The speaking season is upon us once again! While I love getting to stay put (and getting things done) for long stretches of the summer, I also really love getting to travel around the country and connect with activists and students doing similar work. It’s an incredible learning experience for me, every time.
I’ve got two events coming up in the next few weeks. I’m still booking events for the Fall and Spring, so if you’re interested in bringing me to your campus or community, please be in touch! More detail about my past speaking is available here. I’m also going to part of the third annual Feministing College Tour, and we’re also booking events for that. Details here.
On September 28th and 29th I’ll be speaking at Kenyon College’s Take Back the Night week. I’ll be talking about sexual violence and social justice–basically why we can’t combat sexual violence without a social justice framework.
Then on October 1st I’m heading to Portland to be the keynote speaker at NARAL Pro-Choice Oregon’s Choice Gala. I’m super honored to be speaking along side the Oregon Secretary of State and the Attorney General. I’m most excited for that event because I’ll be talking about the work of Radical Doula, the work I discuss here, specifically my work as an abortion doula. I haven’t had the opportunity to speak much about that work and am really looking forward to it.
Since the NARAL event is a fundraiser, tickets are $125. But they are offering a special activist price! Details about the activist price: “Email Caitlin at email@example.com to learn more about how to attend the Gala at a deeply discounted activist price, or even for free! Activist tickets are limited – first come first served!”
NARAL sent an interview with me out on their listserve, and an excerpt of it is after the jump. I hope to see some of you there!
NARAL: What would you tell someone who is feeling frustrated at the state of Reproductive Rights in America right now?
Miriam: I would tell them that I’m frustrated too. Every day that I work supporting folks during abortion procedures and miscarriages I see how absurd the political circus around reproductive rights is, and how divorced it is from the realities of the procedure and from women’s lives. The decisions women make with their families and their [healthcare] providers are not political decisions.

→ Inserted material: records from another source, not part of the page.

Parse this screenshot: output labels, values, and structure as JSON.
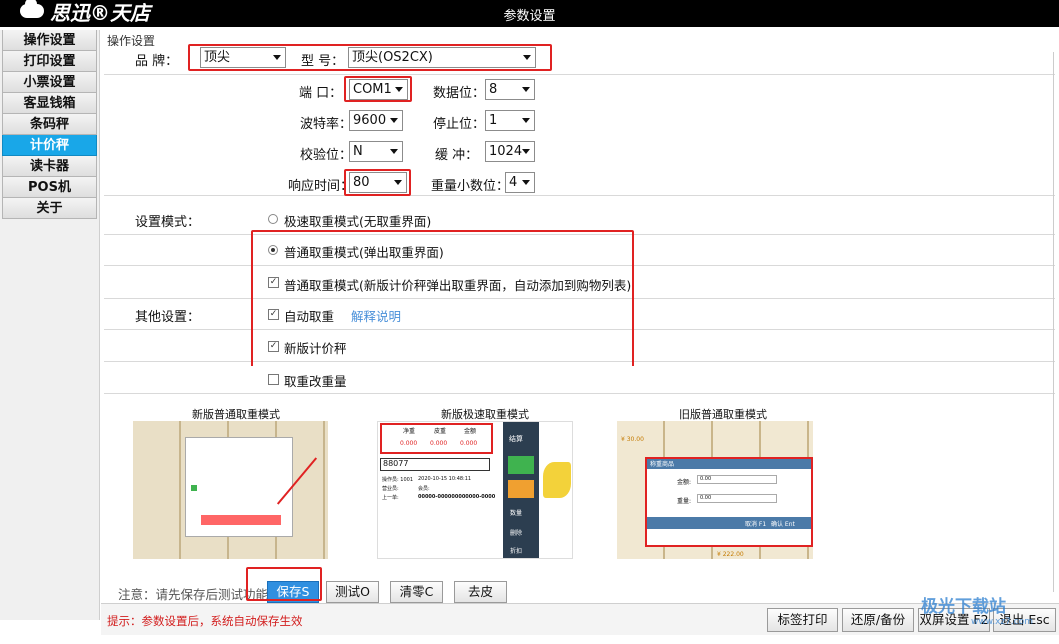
{
  "app": {
    "logo": "思迅®天店",
    "window_title": "参数设置"
  },
  "sidebar": {
    "items": [
      {
        "label": "操作设置"
      },
      {
        "label": "打印设置"
      },
      {
        "label": "小票设置"
      },
      {
        "label": "客显钱箱"
      },
      {
        "label": "条码秤"
      },
      {
        "label": "计价秤",
        "active": true
      },
      {
        "label": "读卡器"
      },
      {
        "label": "POS机"
      },
      {
        "label": "关于"
      }
    ]
  },
  "section": {
    "label": "操作设置"
  },
  "form": {
    "brand_label": "品 牌：",
    "brand_value": "顶尖",
    "model_label": "型 号：",
    "model_value": "顶尖(OS2CX)",
    "port_label": "端 口：",
    "port_value": "COM1",
    "databits_label": "数据位：",
    "databits_value": "8",
    "baud_label": "波特率：",
    "baud_value": "9600",
    "stopbits_label": "停止位：",
    "stopbits_value": "1",
    "parity_label": "校验位：",
    "parity_value": "N",
    "buffer_label": "缓 冲：",
    "buffer_value": "1024",
    "response_label": "响应时间：",
    "response_value": "80",
    "decimals_label": "重量小数位：",
    "decimals_value": "4"
  },
  "mode": {
    "label": "设置模式：",
    "options": [
      {
        "label": "极速取重模式(无取重界面)",
        "selected": false
      },
      {
        "label": "普通取重模式(弹出取重界面)",
        "selected": true
      }
    ]
  },
  "other": {
    "label": "其他设置：",
    "checks": [
      {
        "label": "普通取重模式(新版计价秤弹出取重界面，自动添加到购物列表)",
        "checked": true
      },
      {
        "label": "自动取重",
        "checked": true,
        "link": "解释说明"
      },
      {
        "label": "新版计价秤",
        "checked": true
      },
      {
        "label": "取重改重量",
        "checked": false
      }
    ]
  },
  "previews": [
    {
      "title": "新版普通取重模式"
    },
    {
      "title": "新版极速取重模式",
      "weight_headers": [
        "净重",
        "皮重",
        "金额"
      ],
      "weight_values": [
        "0.000",
        "0.000",
        "0.000"
      ],
      "input": "88077",
      "settle": "结算",
      "operator": "操作员: 1001",
      "time": "2020-10-15 10:48:11",
      "shop": "营业员:",
      "member": "会员:",
      "last": "上一单:",
      "last_value": "00000-000000000000-0000",
      "btn_qty": "数量",
      "btn_del": "删除",
      "btn_disc": "折扣"
    },
    {
      "title": "旧版普通取重模式",
      "dialog_title": "称重商品",
      "amount_label": "金额:",
      "amount_value": "0.00",
      "weight_label": "重量:",
      "weight_value": "0.00",
      "cancel": "取消 F1",
      "ok": "确认 Ent",
      "price1": "¥ 30.00",
      "price2": "¥ 222.00"
    }
  ],
  "actions": {
    "note": "注意：请先保存后测试功能",
    "save": "保存S",
    "test": "测试O",
    "clear": "清零C",
    "tare": "去皮"
  },
  "status": {
    "hint": "提示：参数设置后，系统自动保存生效",
    "label_print": "标签打印",
    "restore": "还原/备份",
    "dual_screen": "双屏设置 F2",
    "exit": "退出 Esc"
  },
  "watermark": {
    "text": "极光下载站",
    "url": "www.xz7.com"
  },
  "colors": {
    "accent": "#19a7e8",
    "highlight": "#e02222",
    "primary_button": "#2f8fe0"
  }
}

The only thing that keeps me hopeful is that the anti-choice community will continue its fast moving trajectory toward extremism, which will finally illustrate how anti-women their whole agenda is. Perhaps then they will lose political clout. We’re seeing this in the movement against contraception, in the racist billboards popping up around the country. Meanwhile, we have to keep fighting, and keep pushing toward what we really want–not beginning with compromise and ending up with losses.
NARAL: Please explain the impact that full-spectrum doulas have on women’s reproductive choices and circumstances.
Miriam: The goal of full spectrum doula work, or radical doula work (as I call it) is to provide unconditional support to pregnant and parenting folks. This support, which is traditionally provided by doulas during childbirth only, in our work also extends to women during abortions, adoptions and even miscarriages. We think it’s important that women have support during all of these phases–the full spectrum of pregnancy.
Politically, this serves to reinforce that abortion is not an isolated event, that it is in fact just one aspect of a person’s reproductive life, and should not be silo-ed. Childbirth and abortion are intimately intertwined, which is why the work of a doula can cross these lines and experiences. For some it is a contradiction to support women during both abortions and births–for us, it is a natural extension of our work. After all, we know that it’s the same women who experience both things–why should they have support during one and not the other?
To me, doula work is about addressing the deficiencies of our health care system, which leaves providers with little time to provide emotional support to their patients. Doulas have no other role that to be an ear and a hand to hold, something which can have a positive impact on any person’s experience.
NARAL: You’ve been closely involved with the feminist movement, Latina rights, LGBT activism, and reproductive rights. Can you tell us about your experiences speaking in several different states, and why Oregon is important in the fight for progressive politics?
Miriam: Each state has its own unique political context, but there is no place in today’s America that we can afford to be complacent. In my own travels, I’ve found that people in the more conservative states, places like Oklahoma, which leads the nation in anti-choice legislation, have the fire and energy to fight harder, because they feel exactly how bad things are in their own backyard. That’s important context, because there is more of our country that is like Oklahoma than Oregon.
Things in our own state (I live in New York, another state without restrictions on abortion) may seem good in comparison, but that only gives the opposition more fuel for their fire. We need to focus on moving our own communities in the right direction, while supporting the national movement that is in dire need. And when it comes to abortion rights, women in other states may need us even more–many people have to travel to places like New York to get the procedures that they need. Where would they go if our state succumbed to restrictions and obstacles as well?